  22. You've done a decent job putting the engines amidships so it should stay balanced. Like that you're using Big S wings as tailplanes to keep part count down. The big key to making something so huge is coming up with a layout that doesn't cause it to break apart through an overstressed joint. As for the "what's the point" ? Argument, you could say the same about my largest creation. It's pretty small compared with that thing (we could call its payload 120 tons if we allow 0.5 tons per kerbal) but still fairly ludicrous. Why would you ever need to transport 225 Kerbals to orbit in one go ? Coming back to the game after some time out, the surprising thing is how nice it flies (compared to some of my recent experimental creations as i relearn the game). Yeah you can snap the wings off pulling more than 4g (like an airliner) but it tracks really straight.
  23. I haven't played Kerbal for a year, so this is a bit tricky. Anyway, this is probably the tiniest liquid fuel only entry you're going to get. 8 tons, two junos, one nerv, 540 units of liquid fuel is all we need. Bill even gets a proper capsule !

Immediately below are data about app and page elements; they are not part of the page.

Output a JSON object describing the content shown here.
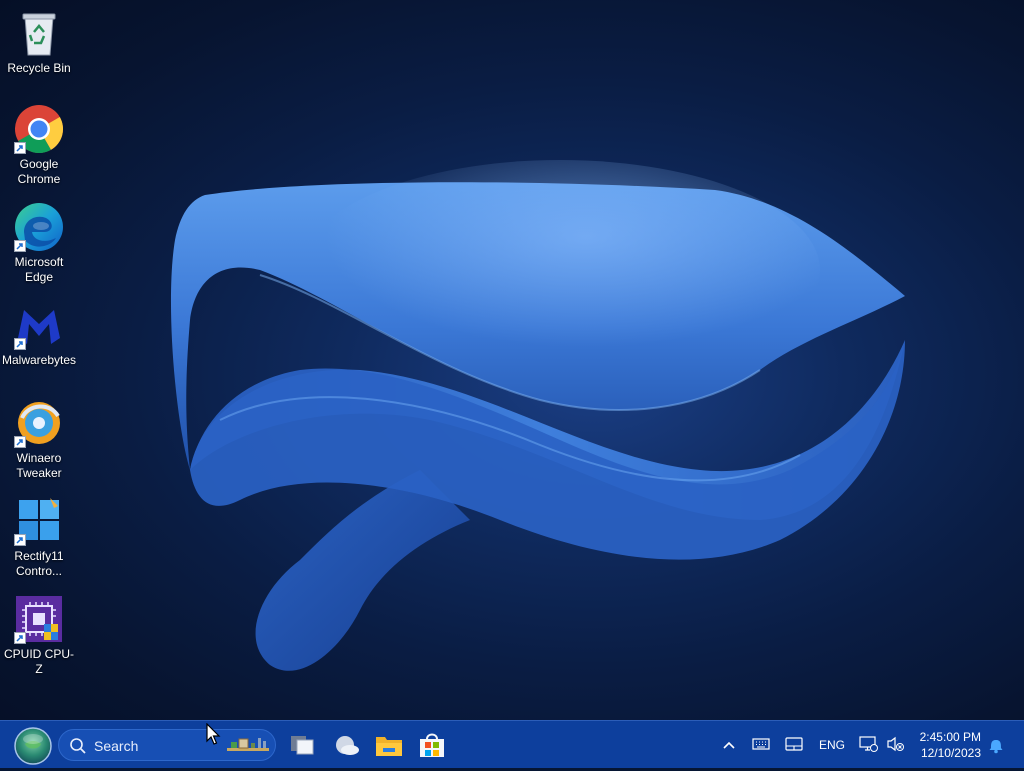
{
  "desktop": {
    "icons": [
      {
        "label": "Recycle Bin",
        "icon": "recycle-bin-icon",
        "shortcut": false
      },
      {
        "label": "Google Chrome",
        "icon": "chrome-icon",
        "shortcut": true
      },
      {
        "label": "Microsoft Edge",
        "icon": "edge-icon",
        "shortcut": true
      },
      {
        "label": "Malwarebytes",
        "icon": "malwarebytes-icon",
        "shortcut": true
      },
      {
        "label": "Winaero Tweaker",
        "icon": "winaero-tweaker-icon",
        "shortcut": true
      },
      {
        "label": "Rectify11 Contro...",
        "icon": "rectify11-icon",
        "shortcut": true
      },
      {
        "label": "CPUID CPU-Z",
        "icon": "cpuz-icon",
        "shortcut": true
      }
    ]
  },
  "taskbar": {
    "start_icon": "start-orb-icon",
    "search": {
      "label": "Search",
      "icon": "search-icon"
    },
    "apps": [
      {
        "name": "Task View",
        "icon": "task-view-icon"
      },
      {
        "name": "Widgets",
        "icon": "weather-icon"
      },
      {
        "name": "File Explorer",
        "icon": "file-explorer-icon"
      },
      {
        "name": "Microsoft Store",
        "icon": "store-icon"
      }
    ],
    "tray": {
      "language": "ENG",
      "clock": {
        "time": "2:45:00 PM",
        "date": "12/10/2023"
      }
    }
  },
  "colors": {
    "taskbar": "#0d3f9d",
    "desktop_bg": "#0a1d44",
    "wallpaper_ribbon": "#3a7ad8"
  }
}
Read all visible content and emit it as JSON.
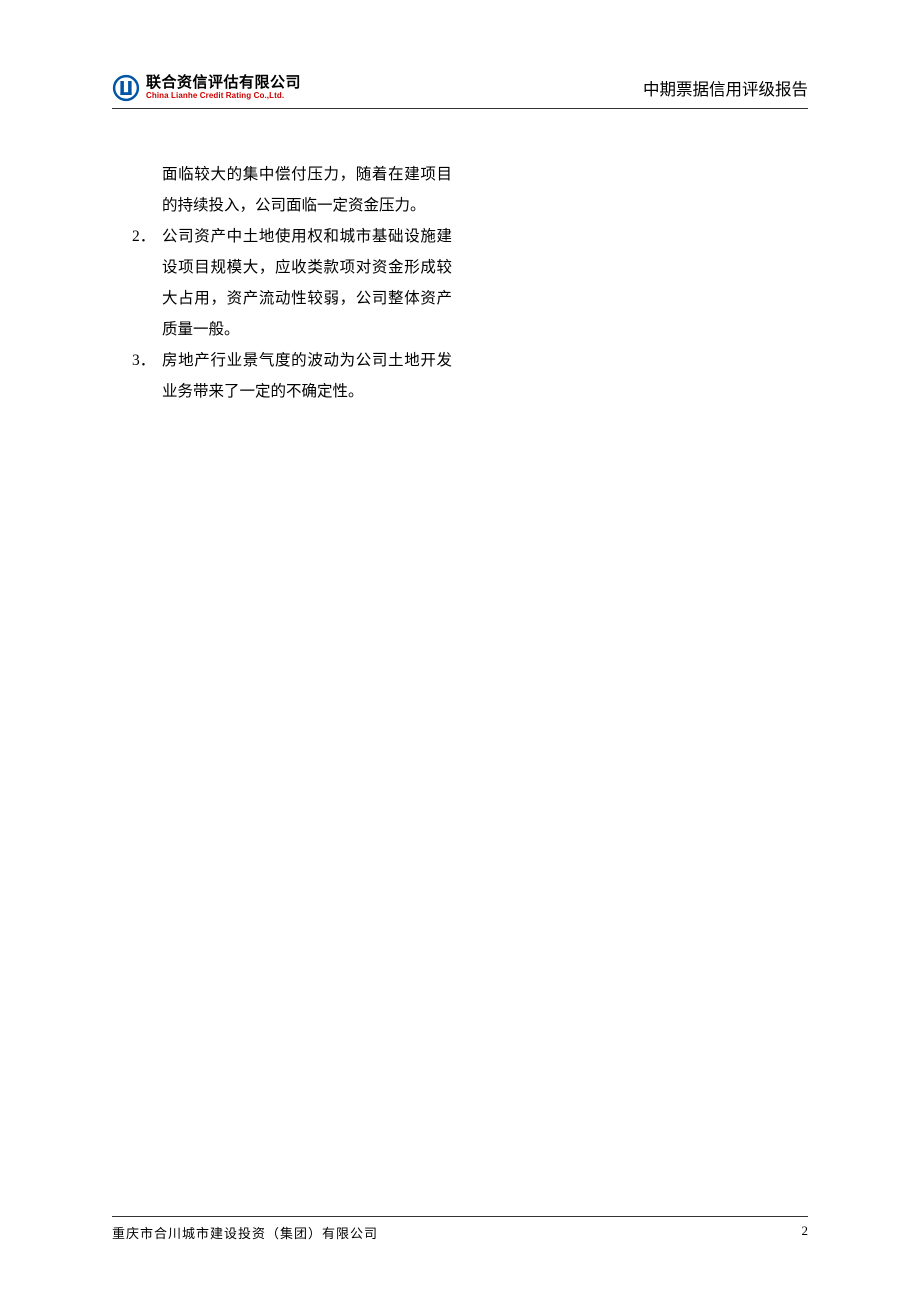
{
  "header": {
    "logo_cn": "联合资信评估有限公司",
    "logo_en": "China Lianhe Credit Rating Co.,Ltd.",
    "title": "中期票据信用评级报告"
  },
  "content": {
    "continuation": "面临较大的集中偿付压力，随着在建项目的持续投入，公司面临一定资金压力。",
    "items": [
      {
        "num": "2．",
        "text": "公司资产中土地使用权和城市基础设施建设项目规模大，应收类款项对资金形成较大占用，资产流动性较弱，公司整体资产质量一般。"
      },
      {
        "num": "3．",
        "text": "房地产行业景气度的波动为公司土地开发业务带来了一定的不确定性。"
      }
    ]
  },
  "footer": {
    "company": "重庆市合川城市建设投资（集团）有限公司",
    "page": "2"
  }
}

  24. Press ALT F12 in flight to bring up the console menu, go to physics, aero section, then tick the box to show aero data in action menus. The mk2 body parts have less than a 10th of the lift of a wing part and more than 10x the drag. It's not right but i guess they can't buff it because it could break existing crafts. Note that all this drag up front does actually torque the nose up, particularly at high angles of attack. This is why you are having to use "huge wings at the back". The stock centre of lift indicator does not take into account aero forces from nonwing parts properly, so for a lot of aircraft with a long neck and an AFT CoM, it can be way wrong. There is a mod called CorrectCoL which gives a more accurate indication - on the last airplane i worked on, the stock indicator showed the blue ball well behind the yellow CoM marker, they were only touching by their edges. Switch to CorrectCoL and it turns out CoL and CoM were in the same place.